Ready to add an amazing layer of flavor to your meal by simply letting food rest in the fridge? Marinating is a versatile and fun cooking method that’s easier than you think to pull off — you just need a simple framework of knowledge.
Understand what marinating does
Marination uses acid to break down proteins in meat, naturally tenderizing it and allowing it to better absorb the spices and other flavors. The oil seals in moisture and adds a level of protection against heat. One reminder on the acid factor, however: Matt Rotroff, director of business development at Meats By Linz, warns that if meat is left in citrus for more than 24 hours, it will begin to “cook,” as is what happens with ceviche, or marinated fish.
Enjoy experimenting with your ingredients
The sky is the limit with marinades, and the process truly lends itself to scratch cooking because once you know the framework, you can let your creativity fill in the blanks. It all starts with the number three: The basic ratio is three parts oil to one part acid. The acid can be vinegar, wine, citrus or yogurt, while the oil could be sesame, canola, olive or even fish sauce. Beef, chicken, veggies and tofu can generally take the same marinades, with the variety stemming more from the flavor profile. In addition to oil and acid, you also need to consider a third component: the flavor! This is the herbs, spices, aromatics and salt.
Chicken might take apple cider vinegar and Worcestershire marinade in an American-style approach, while Middle Eastern recipes might use yogurt and mint, and Asian flavors use rice wine and ginger. Salmon might take a fresh tilt, with tarragon and white wine, or a Japanese profile, with miso and mirin, a sweet cooking wine. If you are looking for nice char, adding a small amount of honey or maple syrup can help the food to caramelize while cooking.
Match your meat with your method
The two reasons to marinate meat are to tenderize and to impart additional flavor.
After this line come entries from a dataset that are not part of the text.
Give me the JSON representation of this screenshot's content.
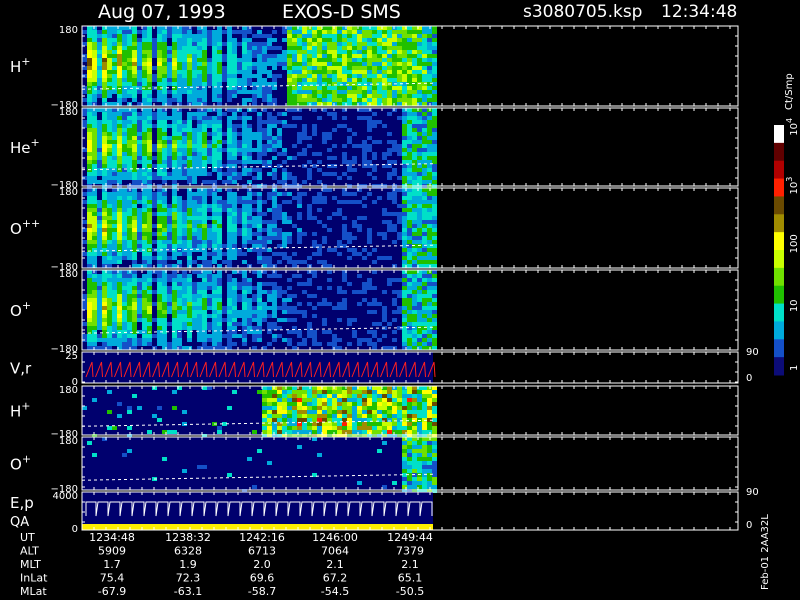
{
  "header": {
    "date": "Aug 07, 1993",
    "instrument": "EXOS-D SMS",
    "file": "s3080705.ksp",
    "time": "12:34:48"
  },
  "colorbar": {
    "unit": "Ct/Smp",
    "labels": [
      "1",
      "10",
      "100",
      "10",
      "10"
    ],
    "label_exponents": [
      "",
      "",
      "",
      "3",
      "4"
    ],
    "label_values": [
      1,
      10,
      100,
      1000,
      10000
    ],
    "colors": [
      "#0c0c78",
      "#1450c8",
      "#00aadc",
      "#00e0c8",
      "#20c000",
      "#70e000",
      "#c8ff00",
      "#ffff00",
      "#a08c00",
      "#6a4a00",
      "#ff2000",
      "#b00000",
      "#600000",
      "#ffffff"
    ]
  },
  "footer": {
    "rows": [
      {
        "label": "UT",
        "values": [
          "1234:48",
          "1238:32",
          "1242:16",
          "1246:00",
          "1249:44"
        ]
      },
      {
        "label": "ALT",
        "values": [
          "5909",
          "6328",
          "6713",
          "7064",
          "7379"
        ]
      },
      {
        "label": "MLT",
        "values": [
          "1.7",
          "1.9",
          "2.0",
          "2.1",
          "2.1"
        ]
      },
      {
        "label": "InLat",
        "values": [
          "75.4",
          "72.3",
          "69.6",
          "67.2",
          "65.1"
        ]
      },
      {
        "label": "MLat",
        "values": [
          "-67.9",
          "-63.1",
          "-58.7",
          "-54.5",
          "-50.5"
        ]
      }
    ],
    "side_label": "Feb-01 2AA32L"
  },
  "chart_data": {
    "type": "heatmap",
    "x_label": "UT",
    "x_ticks": [
      "1234:48",
      "1238:32",
      "1242:16",
      "1246:00",
      "1249:44"
    ],
    "panels": [
      {
        "label": "H",
        "superscript": "+",
        "ytop": "180",
        "ybottom": "−180",
        "kind": "pitch"
      },
      {
        "label": "He",
        "superscript": "+",
        "ytop": "180",
        "ybottom": "−180",
        "kind": "pitch"
      },
      {
        "label": "O",
        "superscript": "++",
        "ytop": "180",
        "ybottom": "−180",
        "kind": "pitch"
      },
      {
        "label": "O",
        "superscript": "+",
        "ytop": "180",
        "ybottom": "−180",
        "kind": "pitch"
      },
      {
        "label": "V,r",
        "superscript": "",
        "ytop": "25",
        "ybottom": "0",
        "right_top": "90",
        "right_bottom": "0",
        "kind": "line"
      },
      {
        "label": "H",
        "superscript": "+",
        "ytop": "180",
        "ybottom": "−180",
        "kind": "pitch"
      },
      {
        "label": "O",
        "superscript": "+",
        "ytop": "180",
        "ybottom": "−180",
        "kind": "pitch"
      },
      {
        "label": "E,p",
        "label2": "QA",
        "superscript": "",
        "ytop": "4000",
        "ybottom": "0",
        "right_top": "90",
        "right_bottom": "0",
        "kind": "line"
      }
    ]
  }
}
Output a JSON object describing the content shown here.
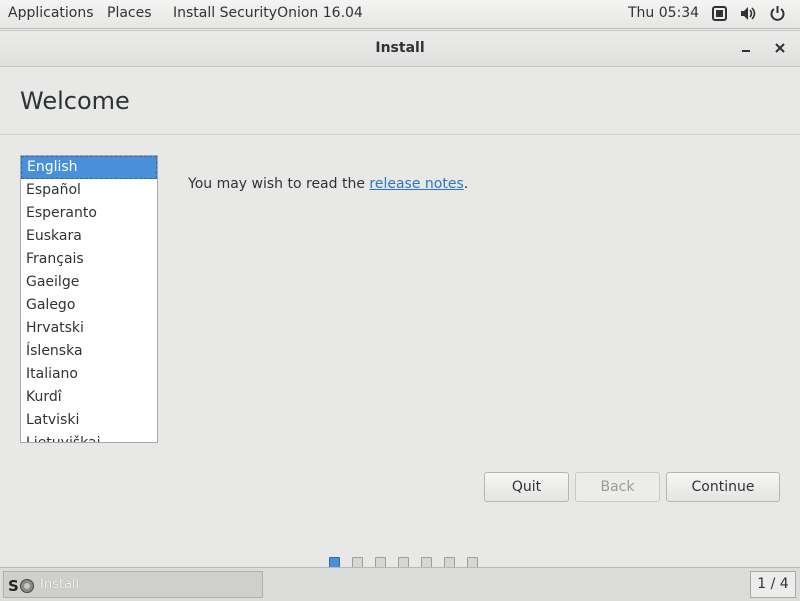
{
  "topbar": {
    "applications": "Applications",
    "places": "Places",
    "app_name": "Install SecurityOnion 16.04",
    "clock": "Thu 05:34",
    "icons": [
      "screen-icon",
      "volume-icon",
      "power-icon"
    ]
  },
  "window": {
    "title": "Install",
    "welcome": "Welcome"
  },
  "languages": {
    "selected": "English",
    "items": [
      "English",
      "Español",
      "Esperanto",
      "Euskara",
      "Français",
      "Gaeilge",
      "Galego",
      "Hrvatski",
      "Íslenska",
      "Italiano",
      "Kurdî",
      "Latviski",
      "Lietuviškai"
    ]
  },
  "release": {
    "prefix": "You may wish to read the ",
    "link": "release notes",
    "suffix": "."
  },
  "buttons": {
    "quit": "Quit",
    "back": "Back",
    "continue": "Continue"
  },
  "progress": {
    "total_steps": 7,
    "current_step": 1
  },
  "taskbar": {
    "task_label": "Install",
    "workspace": "1 / 4"
  },
  "colors": {
    "accent": "#4a90d9",
    "link": "#2a76c6"
  }
}
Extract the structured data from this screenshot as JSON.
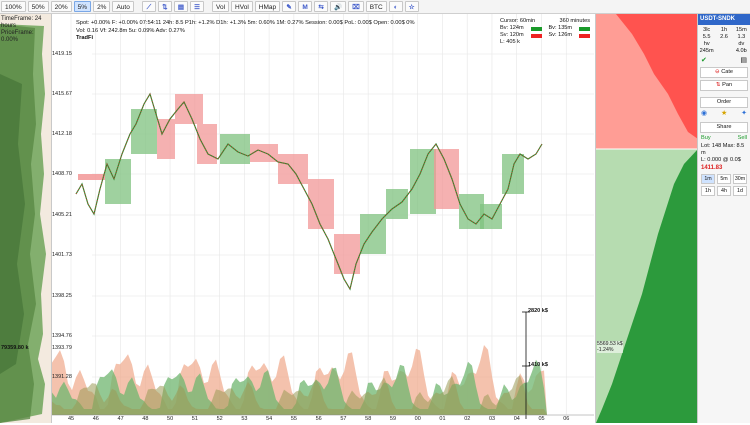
{
  "toolbar": {
    "items": [
      "100%",
      "50%",
      "20%",
      "5%",
      "2%",
      "Auto",
      "⟋",
      "⇅",
      "▤",
      "☰",
      "Vol",
      "HVol",
      "HMap",
      "✎",
      "M",
      "⇆",
      "🔊",
      "⌧",
      "BTC",
      "◐",
      "☆"
    ],
    "active_index": 3
  },
  "left_profile": {
    "timeframe": "TimeFrame: 24 hours",
    "priceframe": "PriceFrame: 0.00%",
    "price_label": "79359.80 k"
  },
  "info": {
    "line1": "Spot: +0.00%   F: +0.00% 07:54:11   24h: 8.5   P1h: +1.2%   D1h: +1.3%   5m: 0.60%   1M: 0.27%   Session: 0.00$   PoL: 0.00$   Open: 0.00$   0%",
    "line2": "Vol: 0.16 Vf: 242.8m   5u: 0.09%   Adv: 0.27%",
    "line3": "TradFi"
  },
  "cursor_box": {
    "col1_title": "Cursor: 60min",
    "col2_title": "360 minutes",
    "rows": [
      {
        "a": "Bv: 124m",
        "b": "Bv: 135m"
      },
      {
        "a": "Sv: 120m",
        "b": "Sv: 126m"
      },
      {
        "a": "L: 405 k",
        "b": ""
      }
    ]
  },
  "y_ticks": [
    "1419.15",
    "1415.67",
    "1412.18",
    "1408.70",
    "1405.21",
    "1401.73",
    "1398.25",
    "1394.76",
    "1393.79",
    "1391.28"
  ],
  "x_ticks": [
    "45",
    "46",
    "47",
    "48",
    "50",
    "51",
    "52",
    "53",
    "54",
    "55",
    "56",
    "57",
    "58",
    "59",
    "00",
    "01",
    "02",
    "03",
    "04",
    "05",
    "06"
  ],
  "volume_labels": {
    "top": "2820 k$",
    "mid": "1410 k$"
  },
  "right_profile": {
    "price": "5569.53 k$",
    "percent": "-1.24%"
  },
  "sidebar": {
    "symbol": "USDT-SNDK",
    "timeframes": [
      "3lc",
      "1h",
      "15m"
    ],
    "values_row1": [
      "5.5",
      "2.6",
      "1.3"
    ],
    "values_row2": [
      "hv 245m",
      "",
      "dv 4.0b"
    ],
    "cate_label": "Cate",
    "pan_label": "Pan",
    "order_label": "Order",
    "share_label": "Share",
    "buy_label": "Buy",
    "sell_label": "Sell",
    "lot_label": "Lot: 148",
    "max_label": "Max: 8.5 m",
    "l_value": "L: 0.000 @ 0.0$",
    "price": "1411.83",
    "tf_buttons": [
      "1m",
      "5m",
      "30m",
      "1h",
      "4h",
      "1d"
    ]
  },
  "colors": {
    "green": "#2f9c3e",
    "red": "#e8474d",
    "accent": "#2f67c9"
  }
}
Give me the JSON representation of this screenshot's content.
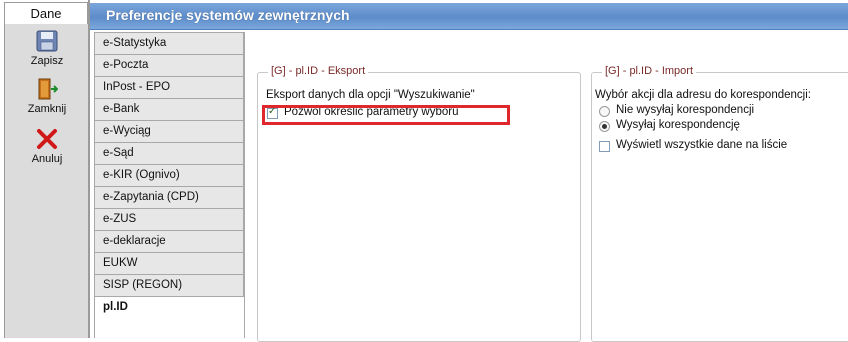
{
  "left": {
    "tab_label": "Dane",
    "tools": [
      {
        "label": "Zapisz",
        "icon": "save-icon"
      },
      {
        "label": "Zamknij",
        "icon": "exit-door-icon"
      },
      {
        "label": "Anuluj",
        "icon": "cancel-x-icon"
      }
    ]
  },
  "header": {
    "title": "Preferencje systemów zewnętrznych"
  },
  "nav": {
    "items": [
      {
        "label": "e-Statystyka"
      },
      {
        "label": "e-Poczta"
      },
      {
        "label": "InPost - EPO"
      },
      {
        "label": "e-Bank"
      },
      {
        "label": "e-Wyciąg"
      },
      {
        "label": "e-Sąd"
      },
      {
        "label": "e-KIR (Ognivo)"
      },
      {
        "label": "e-Zapytania (CPD)"
      },
      {
        "label": "e-ZUS"
      },
      {
        "label": "e-deklaracje"
      },
      {
        "label": "EUKW"
      },
      {
        "label": "SISP (REGON)"
      },
      {
        "label": "pl.ID"
      }
    ],
    "active": "pl.ID"
  },
  "export_group": {
    "legend": "[G] - pl.ID - Eksport",
    "text": "Eksport danych dla opcji \"Wyszukiwanie\"",
    "checkbox_label": "Pozwól określić parametry wyboru",
    "checked": true,
    "highlight_color": "#e0282c"
  },
  "import_group": {
    "legend": "[G] - pl.ID - Import",
    "text": "Wybór akcji dla adresu do korespondencji:",
    "radio_options": [
      {
        "label": "Nie wysyłaj korespondencji",
        "selected": false
      },
      {
        "label": "Wysyłaj korespondencję",
        "selected": true
      }
    ],
    "checkbox_label": "Wyświetl wszystkie dane na liście",
    "checked": false
  },
  "colors": {
    "header_blue": "#5d8cc9",
    "legend_text": "#7a2a2a",
    "cancel_red": "#d01818"
  }
}
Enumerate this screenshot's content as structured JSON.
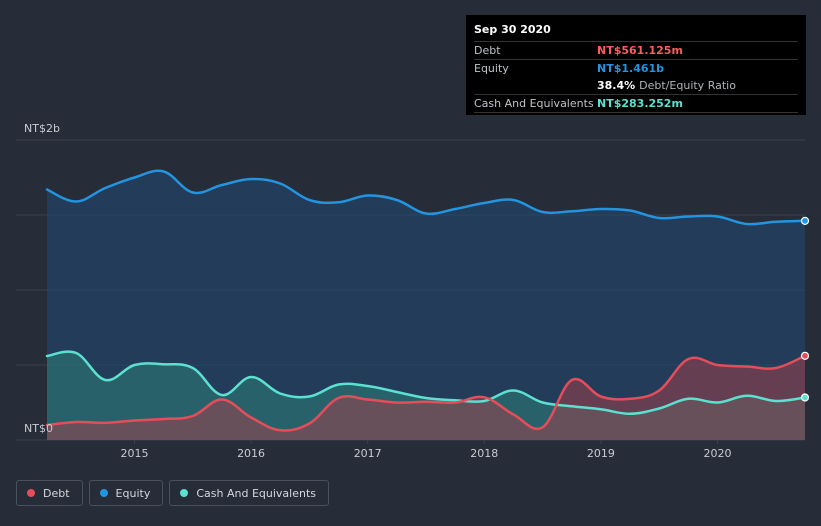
{
  "tooltip": {
    "date": "Sep 30 2020",
    "debt_label": "Debt",
    "debt_value": "NT$561.125m",
    "equity_label": "Equity",
    "equity_value": "NT$1.461b",
    "ratio_value": "38.4%",
    "ratio_label": "Debt/Equity Ratio",
    "cash_label": "Cash And Equivalents",
    "cash_value": "NT$283.252m"
  },
  "legend": {
    "debt": "Debt",
    "equity": "Equity",
    "cash": "Cash And Equivalents"
  },
  "colors": {
    "background": "#262c38",
    "debt": "#e64d5a",
    "equity": "#2394df",
    "cash": "#5ce0d0",
    "grid": "#3a404c",
    "text": "#c8ccd2",
    "tooltip_debt": "#ff5a5f",
    "tooltip_equity": "#2394df",
    "tooltip_cash": "#5ce0d0"
  },
  "chart_data": {
    "type": "area",
    "ylim": [
      0,
      2000
    ],
    "xlim": [
      2014.25,
      2020.75
    ],
    "y_tick_labels": [
      {
        "value": 2000,
        "label": "NT$2b"
      },
      {
        "value": 0,
        "label": "NT$0"
      }
    ],
    "gridlines": [
      0,
      500,
      1000,
      1500,
      2000
    ],
    "x_ticks": [
      {
        "value": 2015,
        "label": "2015"
      },
      {
        "value": 2016,
        "label": "2016"
      },
      {
        "value": 2017,
        "label": "2017"
      },
      {
        "value": 2018,
        "label": "2018"
      },
      {
        "value": 2019,
        "label": "2019"
      },
      {
        "value": 2020,
        "label": "2020"
      }
    ],
    "series": [
      {
        "name": "Equity",
        "key": "equity",
        "points": [
          [
            2014.25,
            1670
          ],
          [
            2014.5,
            1590
          ],
          [
            2014.75,
            1680
          ],
          [
            2015.0,
            1750
          ],
          [
            2015.25,
            1790
          ],
          [
            2015.5,
            1650
          ],
          [
            2015.75,
            1700
          ],
          [
            2016.0,
            1740
          ],
          [
            2016.25,
            1710
          ],
          [
            2016.5,
            1600
          ],
          [
            2016.75,
            1585
          ],
          [
            2017.0,
            1630
          ],
          [
            2017.25,
            1600
          ],
          [
            2017.5,
            1510
          ],
          [
            2017.75,
            1540
          ],
          [
            2018.0,
            1580
          ],
          [
            2018.25,
            1600
          ],
          [
            2018.5,
            1520
          ],
          [
            2018.75,
            1525
          ],
          [
            2019.0,
            1540
          ],
          [
            2019.25,
            1530
          ],
          [
            2019.5,
            1480
          ],
          [
            2019.75,
            1490
          ],
          [
            2020.0,
            1490
          ],
          [
            2020.25,
            1440
          ],
          [
            2020.5,
            1455
          ],
          [
            2020.75,
            1461
          ]
        ]
      },
      {
        "name": "Cash And Equivalents",
        "key": "cash",
        "points": [
          [
            2014.25,
            560
          ],
          [
            2014.5,
            580
          ],
          [
            2014.75,
            400
          ],
          [
            2015.0,
            500
          ],
          [
            2015.25,
            505
          ],
          [
            2015.5,
            480
          ],
          [
            2015.75,
            300
          ],
          [
            2016.0,
            420
          ],
          [
            2016.25,
            310
          ],
          [
            2016.5,
            290
          ],
          [
            2016.75,
            370
          ],
          [
            2017.0,
            360
          ],
          [
            2017.25,
            320
          ],
          [
            2017.5,
            280
          ],
          [
            2017.75,
            265
          ],
          [
            2018.0,
            260
          ],
          [
            2018.25,
            330
          ],
          [
            2018.5,
            250
          ],
          [
            2018.75,
            225
          ],
          [
            2019.0,
            205
          ],
          [
            2019.25,
            175
          ],
          [
            2019.5,
            210
          ],
          [
            2019.75,
            275
          ],
          [
            2020.0,
            250
          ],
          [
            2020.25,
            295
          ],
          [
            2020.5,
            260
          ],
          [
            2020.75,
            283.252
          ]
        ]
      },
      {
        "name": "Debt",
        "key": "debt",
        "points": [
          [
            2014.25,
            100
          ],
          [
            2014.5,
            120
          ],
          [
            2014.75,
            115
          ],
          [
            2015.0,
            130
          ],
          [
            2015.25,
            140
          ],
          [
            2015.5,
            160
          ],
          [
            2015.75,
            270
          ],
          [
            2016.0,
            150
          ],
          [
            2016.25,
            65
          ],
          [
            2016.5,
            110
          ],
          [
            2016.75,
            280
          ],
          [
            2017.0,
            270
          ],
          [
            2017.25,
            250
          ],
          [
            2017.5,
            255
          ],
          [
            2017.75,
            250
          ],
          [
            2018.0,
            285
          ],
          [
            2018.25,
            170
          ],
          [
            2018.5,
            85
          ],
          [
            2018.75,
            400
          ],
          [
            2019.0,
            290
          ],
          [
            2019.25,
            275
          ],
          [
            2019.5,
            330
          ],
          [
            2019.75,
            540
          ],
          [
            2020.0,
            500
          ],
          [
            2020.25,
            490
          ],
          [
            2020.5,
            480
          ],
          [
            2020.75,
            561.125
          ]
        ]
      }
    ]
  }
}
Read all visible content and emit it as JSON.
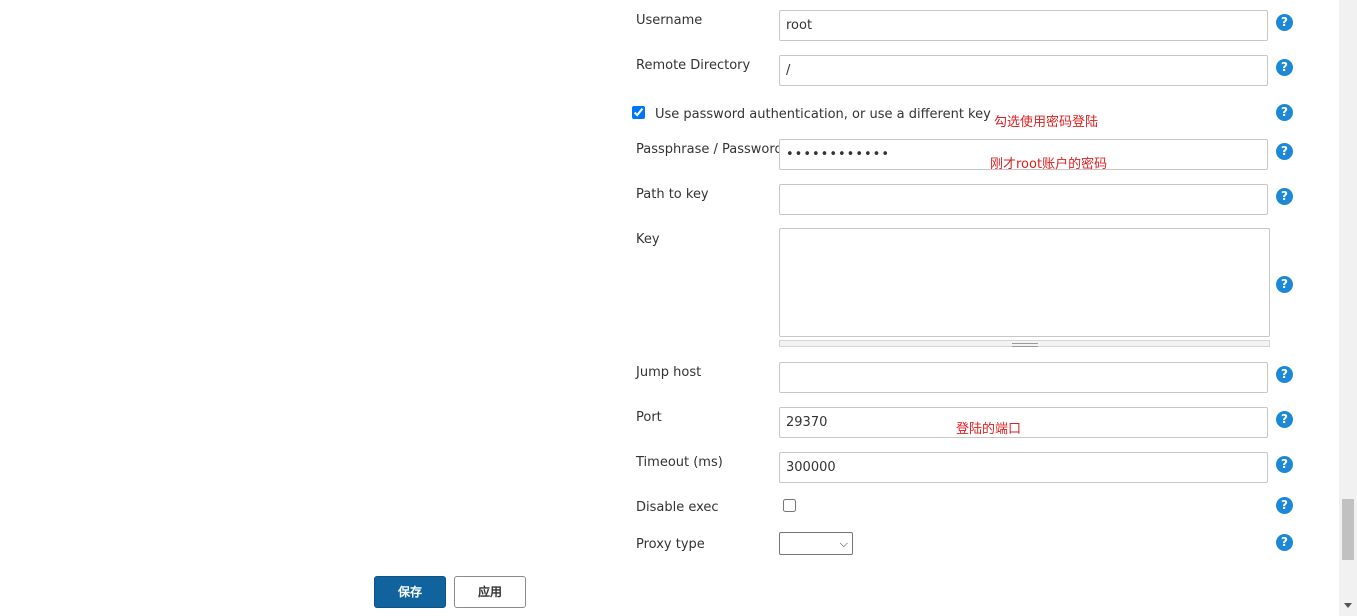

Since Meats By Linz specializes in premium cuts, Rotroff says higher-tier meats like porterhouse and rib eye can actually be ruined by marinades, but more affordable meats like flank or sirloin will really benefit, especially from tenderization.
Know your timing
Marinating might not be ideal when you’re in a time crunch, but it doesn’t take as long as you might think. For beef and chicken, Rotroff says two hours can do the job. You don’t want to go over 24 hours or so, as the marinade can toughen the meat. For fish, the general rule is 30 minutes, otherwise the fish can begin to cook. Veggies only need about 30 minutes, as they don’t need to be tenderized.
Put care into prepping
Think about ways you can help the marinade soak into the food. That means chopping and removing skin when possible. As an added benefit, smaller pieces allow for faster cooking. As you prepare your marinade, calculate portions properly so you’ll have enough: Think a half cup per pound of meat. Don’t forget to reserve some for sauce before you submerge the meat. Once you’re ready to start, one of the easiest ways to distribute the marinade and help with cleanup is to use a zipper-locked plastic bag, though nonmetal covered bowls work, too. Just don’t use foil, as a chemical reaction could botch your entire recipe. Remember to never marinate at room temperature. Slip your food in the fridge, set a timer and enjoy the anticipation!